  11. ^ "National Register Information System". National Register of Historic Places. National Park Service. July 9, 2010.
  12. ^ Sprinkle Publications Complete Set


  • Johnson, Thomas Cary (1903). Life and Letters of Robert Lewis Dabney. Richmond, Va.: The Presbyterian Committee of Publication.
  • Hettle, Wallace (2003). "The Minister, the Martyr, and the Maxim: Robert Lewis Dabney and Stonewall Jackson Biography," Civil War History, Vol. 49, No. 4, pp. 353–369.
  • Lucas, Sean Michael (2003). "'Old Times There Are Not Forgotten': Robert Lewis Dabney's Public Theology for a Reconstructed South," The Journal of Presbyterian History, Vol. 81, No. 3, pp. 163–177.
  • Lucas, Sean Michael (2005). Robert Lewis Dabney: A Southern Presbyterian Life. Phillipsburg, N.J.: P & R Pub. See also the review by Iain D Campbell.
  • Nutt, Rick (1984). "Robert Lewis Dabney, Presbyterians and Women's Suffrage," Journal of Presbyterian History (1962-1985), Vol. 62, No. 4, pp. 339–353.
  • Simkins, Francis B. (1964). "Robert Lewis Dabney, Southern Conservative," The Georgia Review, Vol. 18, No. 4, pp. 393–407.
  • Smith, Morton H. (1962). Studies in Southern Presbyterian Theology. Jackson, Miss.: Presbyterian Reformation Society ISBN 0-87552-449-4
  • Wilson, Charles Reagan (1981). "Robert Lewis Dabney: Religion and the Southern Holocaust," The Virginia Magazine of History and Biography, Vol. 89, No. 1, pp. 79–89.
  • White, Henry Alexander (1911). "Robert Lewis Dabney." In: Southern Presbyterian Leaders. New York: The Neale Publishing Company, pp. 382–393.
  • Woods, Henry M. (1936) "Robert Lewis Dabney: Prince Among Theologians and Men", a memorial address delivered at Stonewall Church, Appomattox, Virginia, celebrating the founding of the Southern Presbyterian Church in 1861. (PDF)
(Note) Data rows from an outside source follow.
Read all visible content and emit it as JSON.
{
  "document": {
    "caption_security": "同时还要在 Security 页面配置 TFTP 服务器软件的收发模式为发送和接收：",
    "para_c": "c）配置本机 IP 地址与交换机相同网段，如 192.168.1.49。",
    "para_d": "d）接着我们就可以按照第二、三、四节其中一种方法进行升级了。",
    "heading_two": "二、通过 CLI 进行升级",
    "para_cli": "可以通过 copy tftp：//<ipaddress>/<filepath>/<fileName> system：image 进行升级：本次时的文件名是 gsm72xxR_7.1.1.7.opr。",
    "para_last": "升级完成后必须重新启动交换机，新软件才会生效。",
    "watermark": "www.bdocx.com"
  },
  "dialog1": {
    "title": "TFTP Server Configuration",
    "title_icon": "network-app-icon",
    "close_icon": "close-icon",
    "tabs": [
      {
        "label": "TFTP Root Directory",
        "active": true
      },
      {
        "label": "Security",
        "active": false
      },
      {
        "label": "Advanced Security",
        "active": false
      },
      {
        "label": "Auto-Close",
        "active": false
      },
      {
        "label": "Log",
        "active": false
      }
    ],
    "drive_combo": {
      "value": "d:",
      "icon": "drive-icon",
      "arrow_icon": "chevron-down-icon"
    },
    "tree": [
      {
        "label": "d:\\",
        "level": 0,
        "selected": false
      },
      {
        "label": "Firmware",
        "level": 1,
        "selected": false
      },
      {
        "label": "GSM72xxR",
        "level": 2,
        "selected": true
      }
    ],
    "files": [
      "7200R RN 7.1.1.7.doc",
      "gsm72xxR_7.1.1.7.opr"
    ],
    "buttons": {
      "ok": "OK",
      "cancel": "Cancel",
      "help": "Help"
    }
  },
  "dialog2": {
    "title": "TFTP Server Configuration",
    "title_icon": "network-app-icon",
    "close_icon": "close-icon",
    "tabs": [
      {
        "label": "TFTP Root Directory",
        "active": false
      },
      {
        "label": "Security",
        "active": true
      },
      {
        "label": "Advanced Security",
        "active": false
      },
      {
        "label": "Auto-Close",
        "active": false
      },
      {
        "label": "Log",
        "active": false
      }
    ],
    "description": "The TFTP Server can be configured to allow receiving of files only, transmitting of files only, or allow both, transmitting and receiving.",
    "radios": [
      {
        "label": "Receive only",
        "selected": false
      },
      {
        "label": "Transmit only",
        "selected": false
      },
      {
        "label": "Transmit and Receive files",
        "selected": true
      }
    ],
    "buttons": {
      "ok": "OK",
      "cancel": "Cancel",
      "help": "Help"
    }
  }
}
 This article incorporates text from a publication now in the public domainJackson, Samuel Macauley, ed. (1914). "article name needed". New Schaff–Herzog Encyclopedia of Religious Knowledge (third ed.). London and New York: Funk and Wagnalls.

External links[edit]